We do not see the reason why the Council should keep itself closed to the important source of information and assistance that these organizations represent. It should, in fact, listen carefully to them, encourage and protect their action towards the prevention and resolution of international conflicts. We are, therefore, encouraged by positive signs within the Council in this regard.
The Security Council maintains a close and daily relationship with the press. The nature of the matters considered by the Council requires prompt dissemination of information all over the world. The press amplifies the decisions taken by the Council. The relationship between them is thus of the utmost importance to the efficiency of those decisions. The Council should make all the necessary efforts to preserve that relationship and to prevent the effects of partial or imperfect information. The gap between what appears in the newspapers, with regard to the work of the Council, and the information that its President is mandated to convey to the press is, unfortunately, increasing. This permits different interpretations of the will of the Council. The way is, therefore, open to the manipulation of information, which, in our view, should be firmly prevented.

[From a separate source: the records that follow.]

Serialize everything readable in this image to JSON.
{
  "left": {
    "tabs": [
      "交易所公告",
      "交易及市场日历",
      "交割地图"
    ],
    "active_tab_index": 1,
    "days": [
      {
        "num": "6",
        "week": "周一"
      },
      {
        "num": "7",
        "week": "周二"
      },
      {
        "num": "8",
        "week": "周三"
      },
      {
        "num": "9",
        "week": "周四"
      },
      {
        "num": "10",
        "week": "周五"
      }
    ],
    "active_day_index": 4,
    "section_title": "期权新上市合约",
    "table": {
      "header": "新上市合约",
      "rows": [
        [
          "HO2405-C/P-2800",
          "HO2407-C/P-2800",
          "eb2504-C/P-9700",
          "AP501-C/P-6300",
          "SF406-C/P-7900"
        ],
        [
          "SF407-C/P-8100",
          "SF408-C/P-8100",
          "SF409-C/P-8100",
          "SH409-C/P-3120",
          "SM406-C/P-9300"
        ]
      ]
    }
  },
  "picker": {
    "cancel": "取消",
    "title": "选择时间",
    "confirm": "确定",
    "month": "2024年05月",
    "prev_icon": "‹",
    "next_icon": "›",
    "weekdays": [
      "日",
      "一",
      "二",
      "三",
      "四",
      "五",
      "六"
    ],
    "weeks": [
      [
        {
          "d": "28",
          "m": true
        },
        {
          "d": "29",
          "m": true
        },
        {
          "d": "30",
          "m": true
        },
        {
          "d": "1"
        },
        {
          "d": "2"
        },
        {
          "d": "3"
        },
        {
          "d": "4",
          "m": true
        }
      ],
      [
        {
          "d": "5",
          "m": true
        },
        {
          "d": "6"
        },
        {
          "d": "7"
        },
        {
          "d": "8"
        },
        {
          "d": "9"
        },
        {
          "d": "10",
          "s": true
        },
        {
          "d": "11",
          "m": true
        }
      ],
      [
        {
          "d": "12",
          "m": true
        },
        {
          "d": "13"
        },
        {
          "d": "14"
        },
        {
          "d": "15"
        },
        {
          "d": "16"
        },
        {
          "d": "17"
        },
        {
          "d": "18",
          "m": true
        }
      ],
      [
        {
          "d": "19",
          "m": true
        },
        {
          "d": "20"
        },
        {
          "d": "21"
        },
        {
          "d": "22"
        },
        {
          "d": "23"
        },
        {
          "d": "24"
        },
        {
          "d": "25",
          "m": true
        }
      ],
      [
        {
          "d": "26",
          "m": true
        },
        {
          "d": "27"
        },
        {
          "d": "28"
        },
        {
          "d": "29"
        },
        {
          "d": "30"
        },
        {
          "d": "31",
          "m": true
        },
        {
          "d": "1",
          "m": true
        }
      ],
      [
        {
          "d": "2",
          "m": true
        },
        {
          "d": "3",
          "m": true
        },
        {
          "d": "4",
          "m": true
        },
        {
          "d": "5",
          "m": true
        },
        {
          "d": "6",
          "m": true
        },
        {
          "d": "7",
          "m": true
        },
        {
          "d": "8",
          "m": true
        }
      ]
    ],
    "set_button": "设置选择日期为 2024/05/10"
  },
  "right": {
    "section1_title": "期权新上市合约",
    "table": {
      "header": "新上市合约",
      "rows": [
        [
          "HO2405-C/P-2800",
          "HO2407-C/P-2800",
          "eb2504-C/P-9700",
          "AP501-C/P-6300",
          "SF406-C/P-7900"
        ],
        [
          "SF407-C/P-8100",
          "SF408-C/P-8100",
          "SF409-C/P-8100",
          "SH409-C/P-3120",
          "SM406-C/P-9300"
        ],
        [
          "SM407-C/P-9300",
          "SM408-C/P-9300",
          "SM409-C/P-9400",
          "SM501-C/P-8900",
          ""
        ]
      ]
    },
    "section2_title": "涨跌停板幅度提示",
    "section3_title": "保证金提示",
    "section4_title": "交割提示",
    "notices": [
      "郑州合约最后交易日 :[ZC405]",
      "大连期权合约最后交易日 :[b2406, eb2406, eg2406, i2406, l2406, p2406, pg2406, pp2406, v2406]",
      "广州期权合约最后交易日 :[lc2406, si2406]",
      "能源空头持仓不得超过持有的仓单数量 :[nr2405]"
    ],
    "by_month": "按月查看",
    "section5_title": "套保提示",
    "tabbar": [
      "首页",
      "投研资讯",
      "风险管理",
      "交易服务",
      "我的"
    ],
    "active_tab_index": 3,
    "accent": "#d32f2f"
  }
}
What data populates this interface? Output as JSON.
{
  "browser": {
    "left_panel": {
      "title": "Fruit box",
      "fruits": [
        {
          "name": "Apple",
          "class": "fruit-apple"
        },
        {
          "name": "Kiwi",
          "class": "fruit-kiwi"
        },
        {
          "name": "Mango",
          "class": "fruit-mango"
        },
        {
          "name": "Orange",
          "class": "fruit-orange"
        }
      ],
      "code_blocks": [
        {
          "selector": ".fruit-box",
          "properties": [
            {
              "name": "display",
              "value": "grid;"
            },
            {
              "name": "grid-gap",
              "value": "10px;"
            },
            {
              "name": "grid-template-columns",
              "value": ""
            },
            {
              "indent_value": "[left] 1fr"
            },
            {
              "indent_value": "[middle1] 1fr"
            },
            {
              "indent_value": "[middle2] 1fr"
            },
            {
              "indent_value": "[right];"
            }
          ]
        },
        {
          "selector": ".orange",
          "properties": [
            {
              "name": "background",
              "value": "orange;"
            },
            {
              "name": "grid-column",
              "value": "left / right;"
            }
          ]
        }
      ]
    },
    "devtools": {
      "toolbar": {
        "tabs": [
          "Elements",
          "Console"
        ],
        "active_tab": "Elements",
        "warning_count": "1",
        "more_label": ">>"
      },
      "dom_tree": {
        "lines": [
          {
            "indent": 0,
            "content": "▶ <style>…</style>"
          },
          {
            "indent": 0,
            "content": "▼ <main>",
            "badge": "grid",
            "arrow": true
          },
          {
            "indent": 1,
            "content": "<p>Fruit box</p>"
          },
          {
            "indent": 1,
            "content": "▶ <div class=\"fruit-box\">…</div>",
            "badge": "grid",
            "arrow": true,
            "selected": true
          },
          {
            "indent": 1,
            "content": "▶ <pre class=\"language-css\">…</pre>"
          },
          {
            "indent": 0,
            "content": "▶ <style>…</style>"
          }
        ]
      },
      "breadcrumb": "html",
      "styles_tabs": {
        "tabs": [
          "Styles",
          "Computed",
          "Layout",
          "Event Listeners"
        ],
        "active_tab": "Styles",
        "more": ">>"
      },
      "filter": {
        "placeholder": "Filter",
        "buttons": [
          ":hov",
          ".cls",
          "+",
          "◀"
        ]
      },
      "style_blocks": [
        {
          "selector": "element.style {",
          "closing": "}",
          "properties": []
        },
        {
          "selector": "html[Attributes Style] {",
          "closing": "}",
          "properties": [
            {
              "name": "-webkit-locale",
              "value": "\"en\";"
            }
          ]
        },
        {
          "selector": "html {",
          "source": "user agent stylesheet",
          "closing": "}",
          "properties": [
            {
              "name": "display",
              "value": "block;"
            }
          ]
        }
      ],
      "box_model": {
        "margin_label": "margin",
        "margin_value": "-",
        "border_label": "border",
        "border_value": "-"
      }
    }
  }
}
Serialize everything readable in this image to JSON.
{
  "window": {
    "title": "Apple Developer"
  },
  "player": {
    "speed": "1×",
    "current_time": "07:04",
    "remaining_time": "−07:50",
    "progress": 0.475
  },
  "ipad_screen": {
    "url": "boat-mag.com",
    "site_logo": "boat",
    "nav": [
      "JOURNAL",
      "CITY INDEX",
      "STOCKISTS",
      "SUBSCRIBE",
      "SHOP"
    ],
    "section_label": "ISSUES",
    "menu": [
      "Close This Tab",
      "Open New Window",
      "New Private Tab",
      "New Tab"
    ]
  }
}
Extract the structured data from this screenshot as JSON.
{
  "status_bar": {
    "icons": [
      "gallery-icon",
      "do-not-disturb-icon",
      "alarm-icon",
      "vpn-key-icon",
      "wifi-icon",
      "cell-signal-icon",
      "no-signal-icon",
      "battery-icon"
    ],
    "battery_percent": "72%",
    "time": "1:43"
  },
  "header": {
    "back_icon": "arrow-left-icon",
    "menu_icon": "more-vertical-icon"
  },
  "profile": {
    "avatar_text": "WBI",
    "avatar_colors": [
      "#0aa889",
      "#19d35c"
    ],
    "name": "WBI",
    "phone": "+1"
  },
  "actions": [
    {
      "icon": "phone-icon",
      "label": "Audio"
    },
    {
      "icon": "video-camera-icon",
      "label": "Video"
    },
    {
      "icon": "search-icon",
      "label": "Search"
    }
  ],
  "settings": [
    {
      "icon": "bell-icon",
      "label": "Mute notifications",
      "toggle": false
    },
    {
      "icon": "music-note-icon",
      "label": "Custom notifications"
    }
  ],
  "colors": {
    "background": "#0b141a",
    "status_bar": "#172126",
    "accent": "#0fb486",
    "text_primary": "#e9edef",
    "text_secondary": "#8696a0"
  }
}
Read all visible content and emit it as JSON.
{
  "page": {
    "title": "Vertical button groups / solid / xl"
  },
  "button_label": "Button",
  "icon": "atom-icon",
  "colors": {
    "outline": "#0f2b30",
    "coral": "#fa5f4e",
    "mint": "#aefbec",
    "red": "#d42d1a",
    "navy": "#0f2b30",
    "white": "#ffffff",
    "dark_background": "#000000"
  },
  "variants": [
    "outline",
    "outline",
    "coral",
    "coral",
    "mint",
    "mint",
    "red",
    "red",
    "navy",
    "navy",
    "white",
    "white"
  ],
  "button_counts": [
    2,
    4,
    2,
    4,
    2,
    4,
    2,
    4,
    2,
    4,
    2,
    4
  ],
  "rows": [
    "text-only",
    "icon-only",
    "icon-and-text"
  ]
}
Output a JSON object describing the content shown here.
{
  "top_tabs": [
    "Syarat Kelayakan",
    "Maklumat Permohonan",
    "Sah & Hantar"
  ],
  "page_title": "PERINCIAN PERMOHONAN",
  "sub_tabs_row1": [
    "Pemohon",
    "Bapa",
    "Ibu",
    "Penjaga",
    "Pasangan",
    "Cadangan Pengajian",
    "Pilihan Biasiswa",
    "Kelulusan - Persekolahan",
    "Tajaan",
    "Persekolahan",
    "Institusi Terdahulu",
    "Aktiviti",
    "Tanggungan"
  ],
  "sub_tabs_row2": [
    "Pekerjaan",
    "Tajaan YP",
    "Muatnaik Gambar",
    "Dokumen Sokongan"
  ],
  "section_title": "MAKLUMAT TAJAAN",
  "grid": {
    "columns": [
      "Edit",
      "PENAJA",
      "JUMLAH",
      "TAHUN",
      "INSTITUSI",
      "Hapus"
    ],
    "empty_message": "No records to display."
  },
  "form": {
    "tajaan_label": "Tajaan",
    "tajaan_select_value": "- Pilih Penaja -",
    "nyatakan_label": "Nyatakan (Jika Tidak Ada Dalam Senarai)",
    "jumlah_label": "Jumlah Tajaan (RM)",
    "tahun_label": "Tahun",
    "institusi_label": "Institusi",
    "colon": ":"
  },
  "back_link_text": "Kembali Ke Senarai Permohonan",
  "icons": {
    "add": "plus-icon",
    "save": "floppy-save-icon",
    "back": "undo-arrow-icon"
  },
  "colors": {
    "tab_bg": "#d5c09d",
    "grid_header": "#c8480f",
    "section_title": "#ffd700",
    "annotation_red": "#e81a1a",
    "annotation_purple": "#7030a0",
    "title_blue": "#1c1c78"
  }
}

As to Member States, the information is mainly conveyed through briefings by the Presidency of the Council. We believe that those briefings are the best way to ensure the objectivity and impartiality of the information on the work of the Council. We have tried, during our presidencies, to hold regularly these briefings immediately upon conclusion of the consultations of the whole, recognizing the importance for member States of prompt information on the different subjects under consideration by the Council. These briefings should be further encouraged and improved, as they constitute appropriate channels of information to Members States outside the Council, and prevent information from unduly influenced by national interests.
The experience of Portugal in the Council has been highly gratifying, even if we feel a certain amount of frustration for all that would like to have done but for which we have run out of time. We admire the tireless work carried out by all its members, my colleagues in the Council, in its daily activities, which is of vital importance to the international community. We know better, now, how difficult it is to have the burden of taking decisions that affect so many countries, regions and people.
The ideas I have just put forward do not represent a criticism of the Council. They should rather be envisaged as constructive inputs. We will leave the Council with an even greater respect for its role and its action, which is fundamental for the preservation of peace and international security.
Once outside the Council, we will continue to strive for an even better Security Council, more representative and transparent, not losing sight of the need to preserve its efficiency. We will not see it as a distant body. The renovation of the Council is also a way of bringing it closer to the general membership of the UN. On the other hand, we are confident that within the Council, efforts will continue to pursue these goals. Its members are fully aware that this is the not only the expectation but also the will of the international community. And it is the international community, after all, that the Security Council represents.